Friday, April 1, 2016

Made from Scratch; Epic Axe Handle Project

It was inevitable. I have always known eventually no handle would really be good enough for me unless I had control over every step of the process. And, I haven't actually reached that point. I am not harvesting the wood myself just yet. Where I live, Hickory does not, or at least not in any abundance, and additionally, I still don't have a good supply for Hickory blanks. It's somewhat cost prohibitive to order them through the mail and for this reason I've come to a cross roads of sorts. I feel that ordering handles through the mail - in any configuration - is no longer a viable solution for my needs (read; wants) anymore. And at the same time I don't have a wood source. Does this mean my axe addiction has come to an end? It might. But not necessarily. I have a couple ideas for the future, and a possible source for wood, but the question remains; will it be a reliable source? Reliability is the word for consistency in the case of Hickory. Will I be able to get the grain orientation I want each time? Will I be able to get the thickness I want each time? These are the issues that have plagued this axe project from day one. I have never had a reliable source for handles or handle material - not as reliable as it should be. And as with any project, if you can't achieve efficiency as it progresses with time, then ultimately you can't continue. Unless of course, you enjoy frustration.

Interestingly, this project brought me to the cross roads I am talking about even though it brought a lot of satisfaction. I finally decided to make my own handles from scratch and the results were very good. However, you will see in the pictures a varying number of blanks and finished handles and in the end I had 5 blanks which resulted in 3 handles. You waste material any time you try something new, and I did here as well. What's more, moving forward there would be less and less waste. So it's not an entirely unfeasible prospect. But, one of the blanks was checked too badly for me to complete and seeing that put the final black mark on the gamble of ordering wood through the mail. Only time will tell the future of axes and O'Dell Studios.

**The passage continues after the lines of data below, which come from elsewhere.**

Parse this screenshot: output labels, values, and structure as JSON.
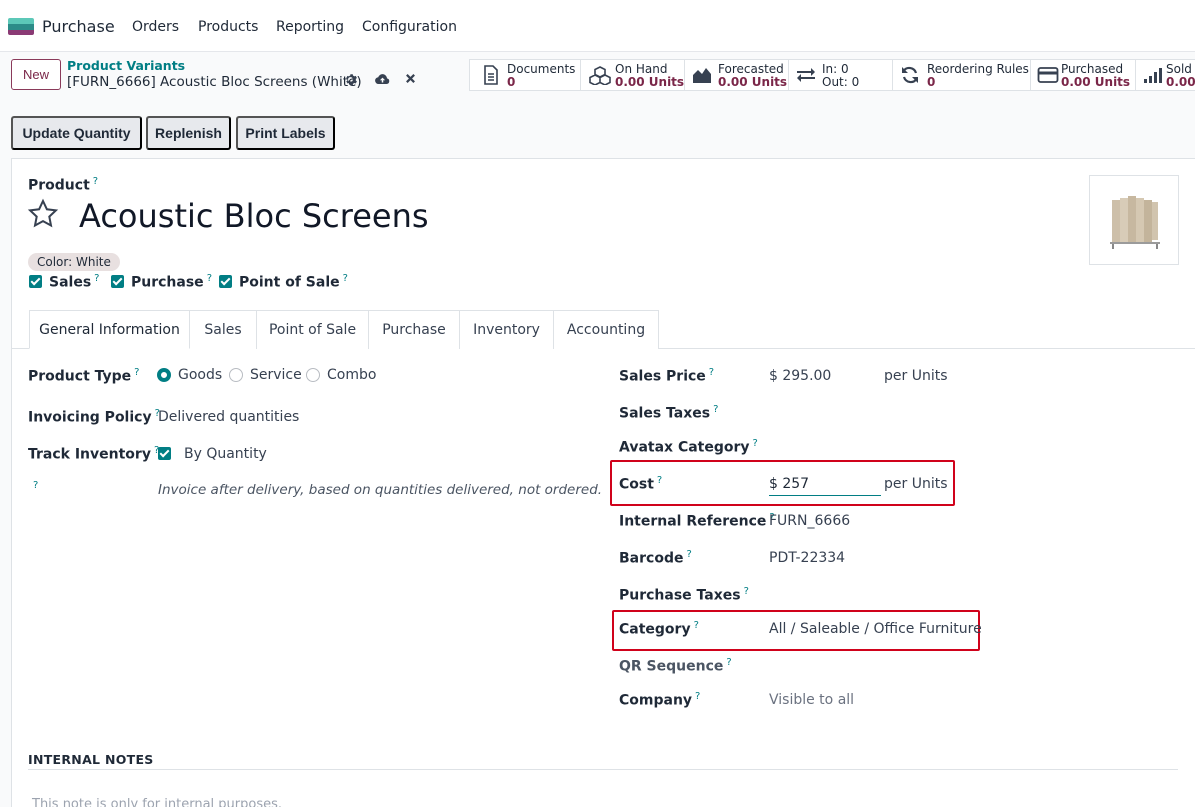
{
  "navbar": {
    "app_name": "Purchase",
    "menu": [
      "Orders",
      "Products",
      "Reporting",
      "Configuration"
    ]
  },
  "control": {
    "new_label": "New",
    "breadcrumb_parent": "Product Variants",
    "breadcrumb_current": "[FURN_6666] Acoustic Bloc Screens (White)"
  },
  "smart_buttons": [
    {
      "label": "Documents",
      "value": "0",
      "icon": "document-icon"
    },
    {
      "label": "On Hand",
      "value": "0.00 Units",
      "icon": "cubes-icon"
    },
    {
      "label": "Forecasted",
      "value": "0.00 Units",
      "icon": "area-chart-icon"
    },
    {
      "label": "In: 0",
      "value": "Out: 0",
      "icon": "exchange-icon"
    },
    {
      "label": "Reordering Rules",
      "value": "0",
      "icon": "refresh-icon"
    },
    {
      "label": "Purchased",
      "value": "0.00 Units",
      "icon": "credit-card-icon"
    },
    {
      "label": "Sold",
      "value": "0.00",
      "icon": "signal-icon"
    }
  ],
  "actions": [
    "Update Quantity",
    "Replenish",
    "Print Labels"
  ],
  "product": {
    "section_label": "Product",
    "name": "Acoustic Bloc Screens",
    "attribute_tag": "Color: White",
    "checkboxes": [
      "Sales",
      "Purchase",
      "Point of Sale"
    ]
  },
  "tabs": [
    "General Information",
    "Sales",
    "Point of Sale",
    "Purchase",
    "Inventory",
    "Accounting"
  ],
  "left_fields": {
    "product_type_label": "Product Type",
    "product_type_options": [
      "Goods",
      "Service",
      "Combo"
    ],
    "invoicing_policy_label": "Invoicing Policy",
    "invoicing_policy_value": "Delivered quantities",
    "track_inventory_label": "Track Inventory",
    "track_inventory_value": "By Quantity",
    "hint": "Invoice after delivery, based on quantities delivered, not ordered."
  },
  "right_fields": {
    "sales_price_label": "Sales Price",
    "sales_price_value": "$ 295.00",
    "sales_price_unit": "per Units",
    "sales_taxes_label": "Sales Taxes",
    "avatax_label": "Avatax Category",
    "cost_label": "Cost",
    "cost_value": "$ 257",
    "cost_unit": "per Units",
    "internal_ref_label": "Internal Reference",
    "internal_ref_value": "FURN_6666",
    "barcode_label": "Barcode",
    "barcode_value": "PDT-22334",
    "purchase_taxes_label": "Purchase Taxes",
    "category_label": "Category",
    "category_value": "All / Saleable / Office Furniture",
    "qr_label": "QR Sequence",
    "company_label": "Company",
    "company_value": "Visible to all"
  },
  "notes": {
    "title": "INTERNAL NOTES",
    "placeholder": "This note is only for internal purposes."
  },
  "colors": {
    "accent": "#017e84",
    "brand": "#7a2648",
    "highlight": "#d0021b"
  }
}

Let's get to the good stuff. I made stop cuts, chiseled off the waste, used the draw knife to reduce the thickness and finished the handles on the belt sander as usual. Nothing fancy here. The hangs all came together nicely and all of these axes went off to their rightful owner, leaving only these pics in my possession. Let's do the pics - I've got lots.

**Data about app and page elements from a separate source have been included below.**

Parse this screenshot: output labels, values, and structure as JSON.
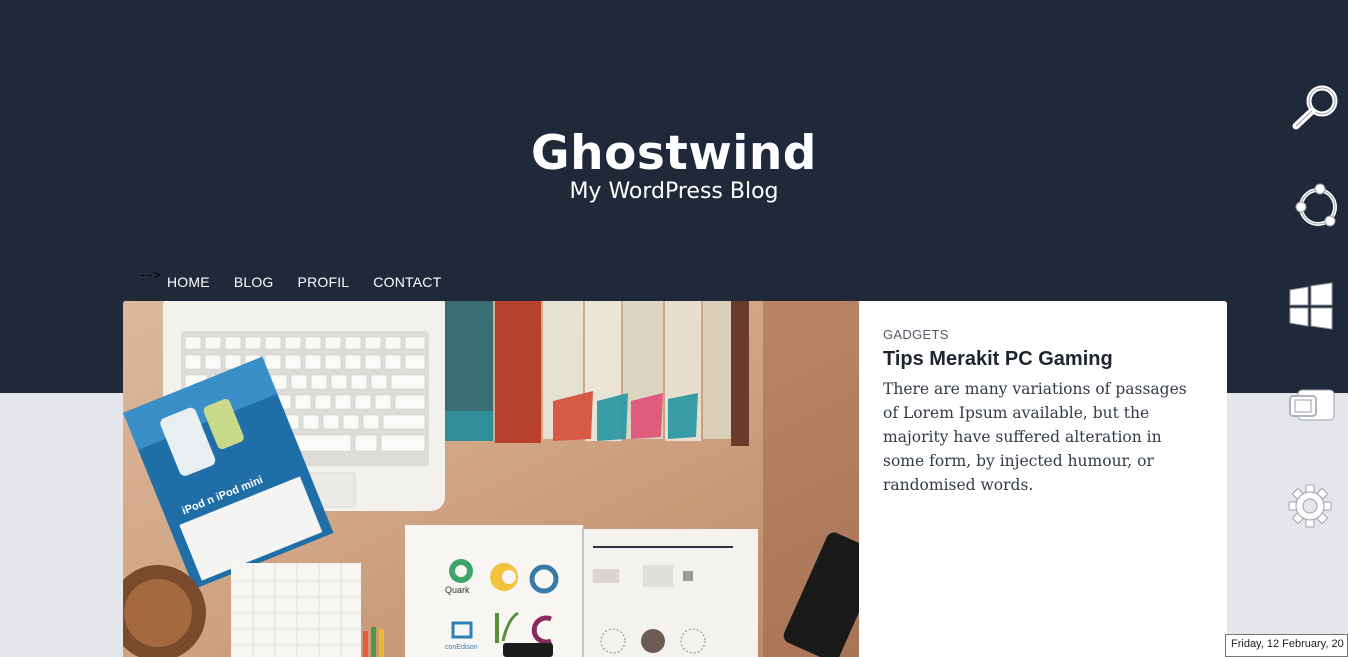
{
  "site": {
    "title": "Ghostwind",
    "tagline": "My WordPress Blog",
    "stray_text": "-->"
  },
  "nav": {
    "items": [
      "HOME",
      "BLOG",
      "PROFIL",
      "CONTACT"
    ]
  },
  "featured_post": {
    "category": "GADGETS",
    "title": "Tips Merakit PC Gaming",
    "excerpt": "There are many variations of passages of Lorem Ipsum available, but the majority have suffered alteration in some form, by injected humour, or randomised words.",
    "image": {
      "ipod_text": "iPod n iPod mini",
      "logo_text_1": "Quark",
      "logo_text_2": "conEdison"
    }
  },
  "charms": [
    "search-icon",
    "share-icon",
    "start-icon",
    "devices-icon",
    "settings-icon"
  ],
  "taskbar": {
    "date": "Friday, 12 February, 20"
  },
  "colors": {
    "header_bg": "#202939",
    "page_bg": "#e5e6e9",
    "card_bg": "#ffffff",
    "title_dark": "#1e2431"
  }
}
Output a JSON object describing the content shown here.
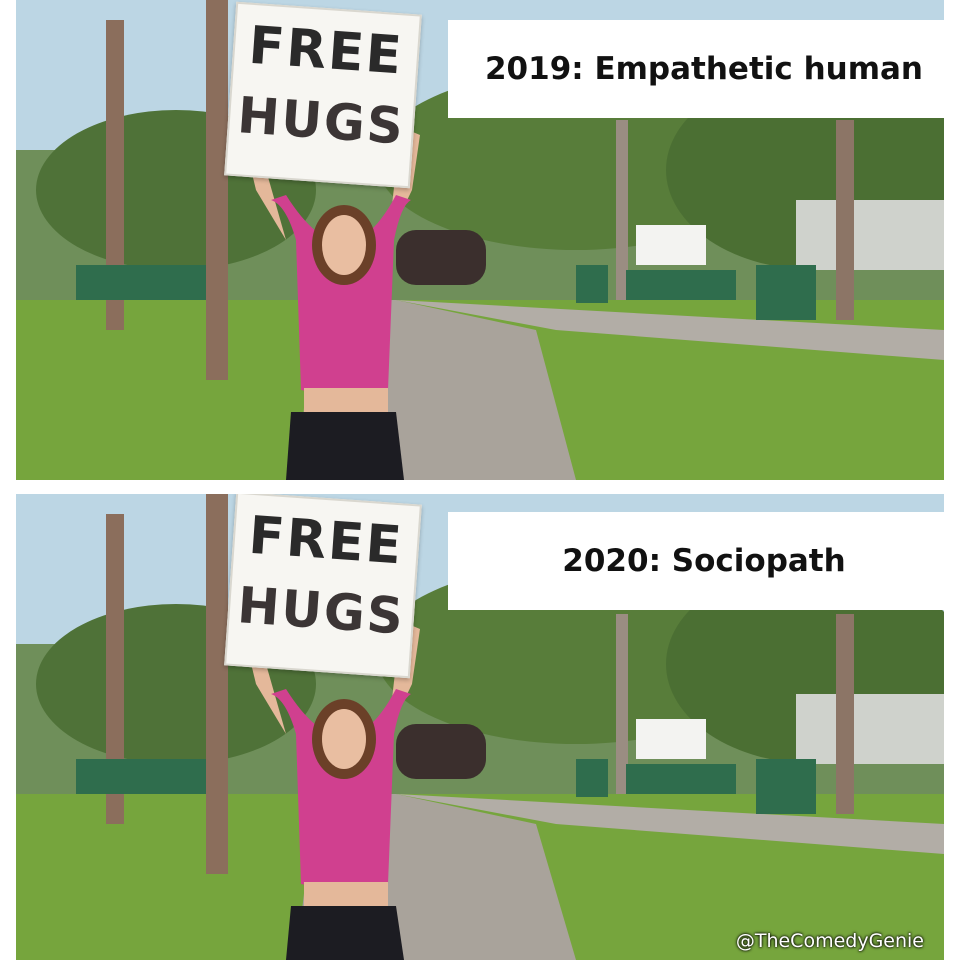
{
  "panels": [
    {
      "sign": {
        "line1": "FREE",
        "line2": "HUGS"
      },
      "caption": "2019: Empathetic human"
    },
    {
      "sign": {
        "line1": "FREE",
        "line2": "HUGS"
      },
      "caption": "2020: Sociopath"
    }
  ],
  "watermark": "@TheComedyGenie",
  "colors": {
    "sky": "#b9d5e4",
    "grass": "#6f9a3c",
    "path": "#a9a39b",
    "shirt": "#d0408f",
    "pants": "#1c1c22",
    "caption_bg": "#ffffff"
  }
}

made from scratch, how to make an axe handle

hickory handle stop cuts, hand saw, handmade

how to make an axe handle


This head is from Hoffman Blacksmithing.




custom axe, handemade, craftsman, imadethis


A True Temper 3-1/2lb Michigan pattern.


vintage axes, axe is back, project, wood chopping


A True Temper Red Warrior, marked Kelly Works Connecticut pattern.





hickory handles, bushcraft, axes, vintage, handmade, custom

refurbished axes, custom axe handles